A precise reproduction of every record below is needed, minus the pictures.

Dataset records:
______

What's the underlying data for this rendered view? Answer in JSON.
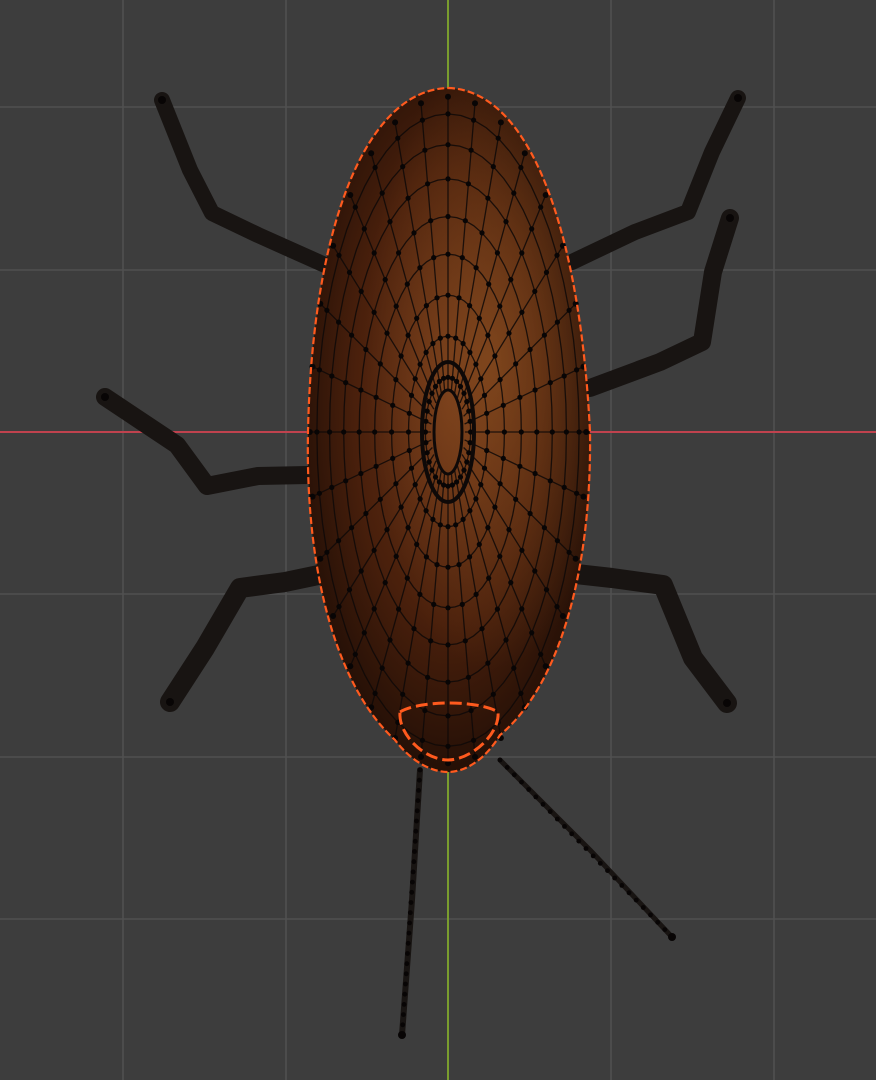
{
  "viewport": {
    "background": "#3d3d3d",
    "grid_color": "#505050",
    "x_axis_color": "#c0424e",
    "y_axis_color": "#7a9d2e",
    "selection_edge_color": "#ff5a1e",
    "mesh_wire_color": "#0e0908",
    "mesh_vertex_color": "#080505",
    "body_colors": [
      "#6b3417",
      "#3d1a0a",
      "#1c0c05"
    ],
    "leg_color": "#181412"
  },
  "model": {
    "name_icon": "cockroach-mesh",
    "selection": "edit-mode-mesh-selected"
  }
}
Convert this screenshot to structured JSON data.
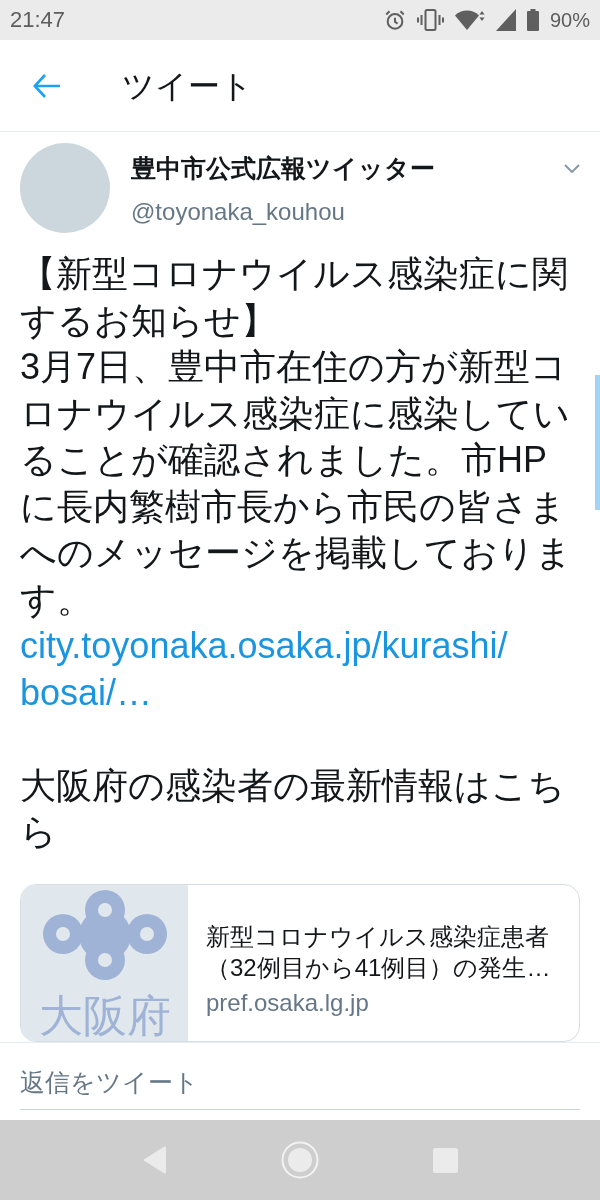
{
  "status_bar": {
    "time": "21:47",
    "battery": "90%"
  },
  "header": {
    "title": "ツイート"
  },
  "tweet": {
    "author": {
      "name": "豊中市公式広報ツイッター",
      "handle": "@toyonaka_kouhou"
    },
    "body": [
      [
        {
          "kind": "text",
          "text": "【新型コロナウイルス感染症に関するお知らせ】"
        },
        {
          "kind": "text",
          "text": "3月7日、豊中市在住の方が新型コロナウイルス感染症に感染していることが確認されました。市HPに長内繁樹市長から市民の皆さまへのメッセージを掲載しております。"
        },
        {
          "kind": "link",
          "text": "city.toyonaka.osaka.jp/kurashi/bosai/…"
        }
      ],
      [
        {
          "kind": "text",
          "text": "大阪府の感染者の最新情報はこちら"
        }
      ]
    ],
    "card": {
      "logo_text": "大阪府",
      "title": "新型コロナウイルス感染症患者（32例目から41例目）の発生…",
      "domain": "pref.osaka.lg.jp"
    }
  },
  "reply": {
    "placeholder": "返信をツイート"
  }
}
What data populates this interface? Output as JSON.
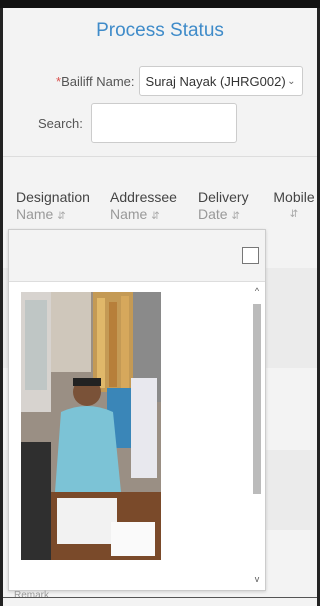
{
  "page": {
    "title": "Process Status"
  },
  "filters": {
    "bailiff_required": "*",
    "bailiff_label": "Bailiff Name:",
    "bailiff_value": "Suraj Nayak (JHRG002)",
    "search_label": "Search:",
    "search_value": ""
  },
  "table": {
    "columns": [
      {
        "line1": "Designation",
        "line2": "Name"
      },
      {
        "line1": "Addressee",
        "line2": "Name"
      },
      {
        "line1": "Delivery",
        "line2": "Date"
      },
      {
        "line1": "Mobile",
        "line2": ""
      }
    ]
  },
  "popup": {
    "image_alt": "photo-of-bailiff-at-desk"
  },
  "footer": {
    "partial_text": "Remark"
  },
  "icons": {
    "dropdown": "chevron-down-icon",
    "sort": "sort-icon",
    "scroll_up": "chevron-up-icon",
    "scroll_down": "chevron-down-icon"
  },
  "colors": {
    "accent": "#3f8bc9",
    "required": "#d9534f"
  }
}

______

Result below:
What's the underlying data for this rendered view? Answer in JSON.
{
  "viewport": {
    "background": "#3d3d3d",
    "grid_color": "#505050",
    "x_axis_color": "#c0424e",
    "y_axis_color": "#7a9d2e",
    "selection_edge_color": "#ff5a1e",
    "mesh_wire_color": "#0e0908",
    "mesh_vertex_color": "#080505",
    "body_colors": [
      "#6b3417",
      "#3d1a0a",
      "#1c0c05"
    ],
    "leg_color": "#181412"
  },
  "model": {
    "name_icon": "cockroach-mesh",
    "selection": "edit-mode-mesh-selected"
  }
}
Convert this screenshot to structured JSON data.
{
  "status_bar": {
    "time": "21:47",
    "battery": "90%"
  },
  "header": {
    "title": "ツイート"
  },
  "tweet": {
    "author": {
      "name": "豊中市公式広報ツイッター",
      "handle": "@toyonaka_kouhou"
    },
    "body": [
      [
        {
          "kind": "text",
          "text": "【新型コロナウイルス感染症に関するお知らせ】"
        },
        {
          "kind": "text",
          "text": "3月7日、豊中市在住の方が新型コロナウイルス感染症に感染していることが確認されました。市HPに長内繁樹市長から市民の皆さまへのメッセージを掲載しております。"
        },
        {
          "kind": "link",
          "text": "city.toyonaka.osaka.jp/kurashi/bosai/…"
        }
      ],
      [
        {
          "kind": "text",
          "text": "大阪府の感染者の最新情報はこちら"
        }
      ]
    ],
    "card": {
      "logo_text": "大阪府",
      "title": "新型コロナウイルス感染症患者（32例目から41例目）の発生…",
      "domain": "pref.osaka.lg.jp"
    }
  },
  "reply": {
    "placeholder": "返信をツイート"
  }
}
What data populates this interface? Output as JSON.
{
  "page": {
    "title": "Process Status"
  },
  "filters": {
    "bailiff_required": "*",
    "bailiff_label": "Bailiff Name:",
    "bailiff_value": "Suraj Nayak (JHRG002)",
    "search_label": "Search:",
    "search_value": ""
  },
  "table": {
    "columns": [
      {
        "line1": "Designation",
        "line2": "Name"
      },
      {
        "line1": "Addressee",
        "line2": "Name"
      },
      {
        "line1": "Delivery",
        "line2": "Date"
      },
      {
        "line1": "Mobile",
        "line2": ""
      }
    ]
  },
  "popup": {
    "image_alt": "photo-of-bailiff-at-desk"
  },
  "footer": {
    "partial_text": "Remark"
  },
  "icons": {
    "dropdown": "chevron-down-icon",
    "sort": "sort-icon",
    "scroll_up": "chevron-up-icon",
    "scroll_down": "chevron-down-icon"
  },
  "colors": {
    "accent": "#3f8bc9",
    "required": "#d9534f"
  }
}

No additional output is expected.